<<<<

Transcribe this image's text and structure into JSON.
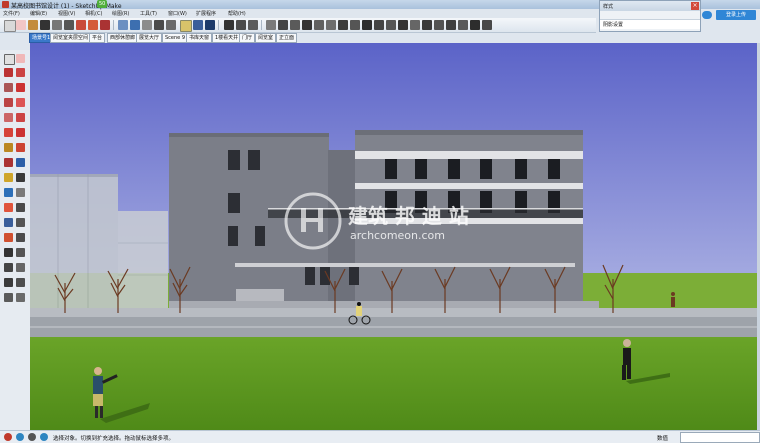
{
  "window": {
    "title": "某高校图书馆设计 (1) - SketchUp Make",
    "badge": "50",
    "colors": {
      "sky_top": "#5b63c8",
      "sky_bottom": "#d7dbf1",
      "grass": "#5c9a1f",
      "building": "#7b7e88"
    }
  },
  "menu": [
    "文件(F)",
    "编辑(E)",
    "视图(V)",
    "相机(C)",
    "绘图(R)",
    "工具(T)",
    "窗口(W)",
    "扩展程序",
    "帮助(H)"
  ],
  "scenes": [
    "场景号1",
    "阅览室夹层空间",
    "平台",
    "西部休憩廊",
    "展览大厅",
    "Scene 9",
    "书库天窗",
    "1楼看天井",
    "门厅",
    "阅览室",
    "正立面"
  ],
  "panel": {
    "title": "样式",
    "close": "×",
    "row": "阴影设置"
  },
  "login": {
    "label": "登录上传"
  },
  "viewport": {
    "watermark_main": "建筑 邦 迪 站",
    "watermark_sub": "archcomeon.com"
  },
  "status": {
    "hint": "选择对象。切换到扩充选择。拖动鼠标选择多项。",
    "measure_label": "数值",
    "measure_value": ""
  },
  "icons": {
    "toolbar": [
      "select-icon",
      "eraser-icon",
      "paint-icon",
      "line-icon",
      "rectangle-icon",
      "push-pull-icon",
      "move-icon",
      "rotate-icon",
      "offset-icon",
      "tape-icon",
      "text-icon",
      "orbit-icon",
      "pan-icon",
      "zoom-icon",
      "zoom-extents-icon",
      "warehouse-icon",
      "extension-icon",
      "layout-icon",
      "section-icon",
      "style-icon",
      "shadow-icon",
      "fog-icon",
      "camera-icon",
      "walk-icon",
      "look-icon"
    ],
    "left": [
      "select-icon",
      "eraser-icon",
      "line-icon",
      "arc-icon",
      "rectangle-icon",
      "circle-icon",
      "polygon-icon",
      "freehand-icon",
      "push-pull-icon",
      "follow-me-icon",
      "offset-icon",
      "scale-icon",
      "move-icon",
      "rotate-icon",
      "tape-icon",
      "protractor-icon",
      "dimension-icon",
      "axes-icon",
      "text-icon",
      "3d-text-icon",
      "orbit-icon",
      "pan-icon",
      "zoom-icon",
      "zoom-window-icon",
      "zoom-extents-icon",
      "previous-view-icon",
      "position-camera-icon",
      "walk-icon",
      "look-around-icon",
      "section-plane-icon"
    ]
  }
}
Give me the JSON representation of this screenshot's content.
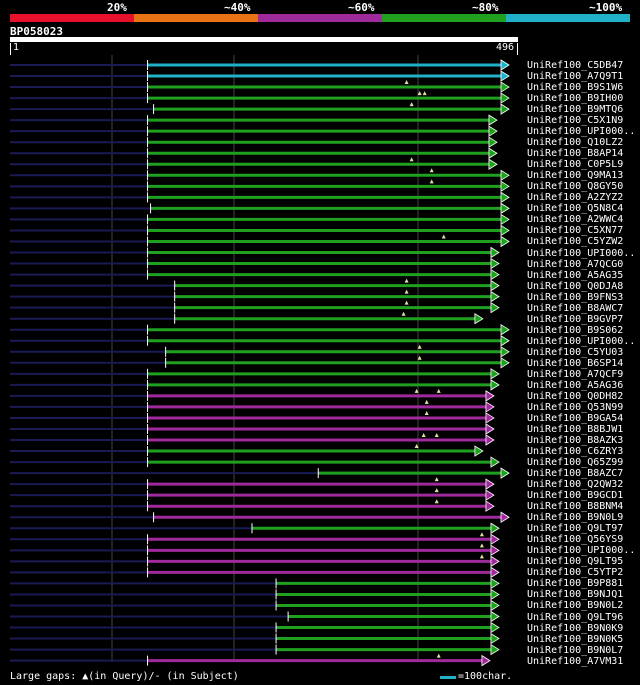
{
  "scale": {
    "segments": [
      "#e8112d",
      "#e87314",
      "#9f2a9b",
      "#1fa01f",
      "#20b0c8"
    ],
    "labels": [
      "20%",
      "~40%",
      "~60%",
      "~80%",
      "~100%"
    ]
  },
  "query": {
    "name": "BP058023",
    "start": "1",
    "end": "496",
    "length": 496
  },
  "colors": {
    "100": "#20b0c8",
    "80": "#1fa01f",
    "60": "#9f2a9b",
    "gap": "#1a1a55",
    "marker": "#e0e0a0"
  },
  "hits": [
    {
      "label": "UniRef100_C5DB47",
      "start": 137,
      "end": 496,
      "identity": "100",
      "arrow": true,
      "gaps": []
    },
    {
      "label": "UniRef100_A7Q9T1",
      "start": 137,
      "end": 496,
      "identity": "100",
      "arrow": true,
      "gaps": []
    },
    {
      "label": "UniRef100_B9S1W6",
      "start": 137,
      "end": 496,
      "identity": "80",
      "arrow": true,
      "gaps": [
        395
      ]
    },
    {
      "label": "UniRef100_B9IH00",
      "start": 137,
      "end": 496,
      "identity": "80",
      "arrow": true,
      "gaps": [
        408,
        413
      ]
    },
    {
      "label": "UniRef100_B9MTQ6",
      "start": 143,
      "end": 496,
      "identity": "80",
      "arrow": true,
      "gaps": [
        400
      ]
    },
    {
      "label": "UniRef100_C5X1N9",
      "start": 137,
      "end": 484,
      "identity": "80",
      "arrow": true,
      "gaps": []
    },
    {
      "label": "UniRef100_UPI000..",
      "start": 137,
      "end": 484,
      "identity": "80",
      "arrow": true,
      "gaps": []
    },
    {
      "label": "UniRef100_Q10LZ2",
      "start": 137,
      "end": 484,
      "identity": "80",
      "arrow": true,
      "gaps": []
    },
    {
      "label": "UniRef100_B8AP14",
      "start": 137,
      "end": 484,
      "identity": "80",
      "arrow": true,
      "gaps": []
    },
    {
      "label": "UniRef100_C0P5L9",
      "start": 137,
      "end": 484,
      "identity": "80",
      "arrow": true,
      "gaps": [
        400
      ]
    },
    {
      "label": "UniRef100_Q9MA13",
      "start": 137,
      "end": 496,
      "identity": "80",
      "arrow": true,
      "gaps": [
        420
      ]
    },
    {
      "label": "UniRef100_Q8GY50",
      "start": 137,
      "end": 496,
      "identity": "80",
      "arrow": true,
      "gaps": [
        420
      ]
    },
    {
      "label": "UniRef100_A2ZYZ2",
      "start": 137,
      "end": 496,
      "identity": "80",
      "arrow": true,
      "gaps": []
    },
    {
      "label": "UniRef100_Q5N8C4",
      "start": 140,
      "end": 496,
      "identity": "80",
      "arrow": true,
      "gaps": []
    },
    {
      "label": "UniRef100_A2WWC4",
      "start": 137,
      "end": 496,
      "identity": "80",
      "arrow": true,
      "gaps": []
    },
    {
      "label": "UniRef100_C5XN77",
      "start": 137,
      "end": 496,
      "identity": "80",
      "arrow": true,
      "gaps": []
    },
    {
      "label": "UniRef100_C5YZW2",
      "start": 137,
      "end": 496,
      "identity": "80",
      "arrow": true,
      "gaps": [
        432
      ]
    },
    {
      "label": "UniRef100_UPI000..",
      "start": 137,
      "end": 486,
      "identity": "80",
      "arrow": true,
      "gaps": []
    },
    {
      "label": "UniRef100_A7QCG0",
      "start": 137,
      "end": 486,
      "identity": "80",
      "arrow": true,
      "gaps": []
    },
    {
      "label": "UniRef100_A5AG35",
      "start": 137,
      "end": 486,
      "identity": "80",
      "arrow": true,
      "gaps": []
    },
    {
      "label": "UniRef100_Q0DJA8",
      "start": 164,
      "end": 486,
      "identity": "80",
      "arrow": true,
      "gaps": [
        395
      ]
    },
    {
      "label": "UniRef100_B9FNS3",
      "start": 164,
      "end": 486,
      "identity": "80",
      "arrow": true,
      "gaps": [
        395
      ]
    },
    {
      "label": "UniRef100_B8AWC7",
      "start": 164,
      "end": 486,
      "identity": "80",
      "arrow": true,
      "gaps": [
        395
      ]
    },
    {
      "label": "UniRef100_B9GVP7",
      "start": 164,
      "end": 470,
      "identity": "80",
      "arrow": true,
      "gaps": [
        392
      ]
    },
    {
      "label": "UniRef100_B9S062",
      "start": 137,
      "end": 496,
      "identity": "80",
      "arrow": true,
      "gaps": []
    },
    {
      "label": "UniRef100_UPI000..",
      "start": 137,
      "end": 496,
      "identity": "80",
      "arrow": true,
      "gaps": []
    },
    {
      "label": "UniRef100_C5YU03",
      "start": 155,
      "end": 496,
      "identity": "80",
      "arrow": true,
      "gaps": [
        408
      ]
    },
    {
      "label": "UniRef100_B6SP14",
      "start": 155,
      "end": 496,
      "identity": "80",
      "arrow": true,
      "gaps": [
        408
      ]
    },
    {
      "label": "UniRef100_A7QCF9",
      "start": 137,
      "end": 486,
      "identity": "80",
      "arrow": true,
      "gaps": []
    },
    {
      "label": "UniRef100_A5AG36",
      "start": 137,
      "end": 486,
      "identity": "80",
      "arrow": true,
      "gaps": []
    },
    {
      "label": "UniRef100_Q0DH82",
      "start": 137,
      "end": 481,
      "identity": "60",
      "arrow": true,
      "gaps": [
        405,
        427
      ]
    },
    {
      "label": "UniRef100_Q53N99",
      "start": 137,
      "end": 481,
      "identity": "60",
      "arrow": true,
      "gaps": [
        415
      ]
    },
    {
      "label": "UniRef100_B9GA54",
      "start": 137,
      "end": 481,
      "identity": "60",
      "arrow": true,
      "gaps": [
        415
      ]
    },
    {
      "label": "UniRef100_B8BJW1",
      "start": 137,
      "end": 481,
      "identity": "60",
      "arrow": true,
      "gaps": []
    },
    {
      "label": "UniRef100_B8AZK3",
      "start": 137,
      "end": 481,
      "identity": "60",
      "arrow": true,
      "gaps": [
        412,
        425
      ]
    },
    {
      "label": "UniRef100_C6ZRY3",
      "start": 137,
      "end": 470,
      "identity": "80",
      "arrow": true,
      "gaps": [
        405
      ]
    },
    {
      "label": "UniRef100_Q65Z99",
      "start": 137,
      "end": 486,
      "identity": "80",
      "arrow": true,
      "gaps": []
    },
    {
      "label": "UniRef100_B8AZC7",
      "start": 307,
      "end": 496,
      "identity": "80",
      "arrow": true,
      "gaps": []
    },
    {
      "label": "UniRef100_Q2QW32",
      "start": 137,
      "end": 481,
      "identity": "60",
      "arrow": true,
      "gaps": [
        425
      ]
    },
    {
      "label": "UniRef100_B9GCD1",
      "start": 137,
      "end": 481,
      "identity": "60",
      "arrow": true,
      "gaps": [
        425
      ]
    },
    {
      "label": "UniRef100_B8BNM4",
      "start": 137,
      "end": 481,
      "identity": "60",
      "arrow": true,
      "gaps": [
        425
      ]
    },
    {
      "label": "UniRef100_B9N0L9",
      "start": 143,
      "end": 496,
      "identity": "60",
      "arrow": true,
      "gaps": []
    },
    {
      "label": "UniRef100_Q9LT97",
      "start": 241,
      "end": 486,
      "identity": "80",
      "arrow": true,
      "gaps": []
    },
    {
      "label": "UniRef100_Q56YS9",
      "start": 137,
      "end": 486,
      "identity": "60",
      "arrow": true,
      "gaps": [
        470
      ]
    },
    {
      "label": "UniRef100_UPI000..",
      "start": 137,
      "end": 486,
      "identity": "60",
      "arrow": true,
      "gaps": [
        470
      ]
    },
    {
      "label": "UniRef100_Q9LT95",
      "start": 137,
      "end": 486,
      "identity": "60",
      "arrow": true,
      "gaps": [
        470
      ]
    },
    {
      "label": "UniRef100_C5YTP2",
      "start": 137,
      "end": 486,
      "identity": "60",
      "arrow": true,
      "gaps": []
    },
    {
      "label": "UniRef100_B9P881",
      "start": 265,
      "end": 486,
      "identity": "80",
      "arrow": true,
      "gaps": []
    },
    {
      "label": "UniRef100_B9NJQ1",
      "start": 265,
      "end": 486,
      "identity": "80",
      "arrow": true,
      "gaps": []
    },
    {
      "label": "UniRef100_B9N0L2",
      "start": 265,
      "end": 486,
      "identity": "80",
      "arrow": true,
      "gaps": []
    },
    {
      "label": "UniRef100_Q9LT96",
      "start": 277,
      "end": 486,
      "identity": "80",
      "arrow": true,
      "gaps": []
    },
    {
      "label": "UniRef100_B9N0K9",
      "start": 265,
      "end": 486,
      "identity": "80",
      "arrow": true,
      "gaps": []
    },
    {
      "label": "UniRef100_B9N0K5",
      "start": 265,
      "end": 486,
      "identity": "80",
      "arrow": true,
      "gaps": []
    },
    {
      "label": "UniRef100_B9N0L7",
      "start": 265,
      "end": 486,
      "identity": "80",
      "arrow": true,
      "gaps": []
    },
    {
      "label": "UniRef100_A7VM31",
      "start": 137,
      "end": 477,
      "identity": "60",
      "arrow": true,
      "gaps": [
        427
      ]
    }
  ],
  "legend": {
    "text": "Large gaps: ▲(in Query)/- (in Subject)",
    "scale_text": "=100char."
  }
}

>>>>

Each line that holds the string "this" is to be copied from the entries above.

Transcribe this image's text and structure into JSON.
Give me the JSON representation of this screenshot's content.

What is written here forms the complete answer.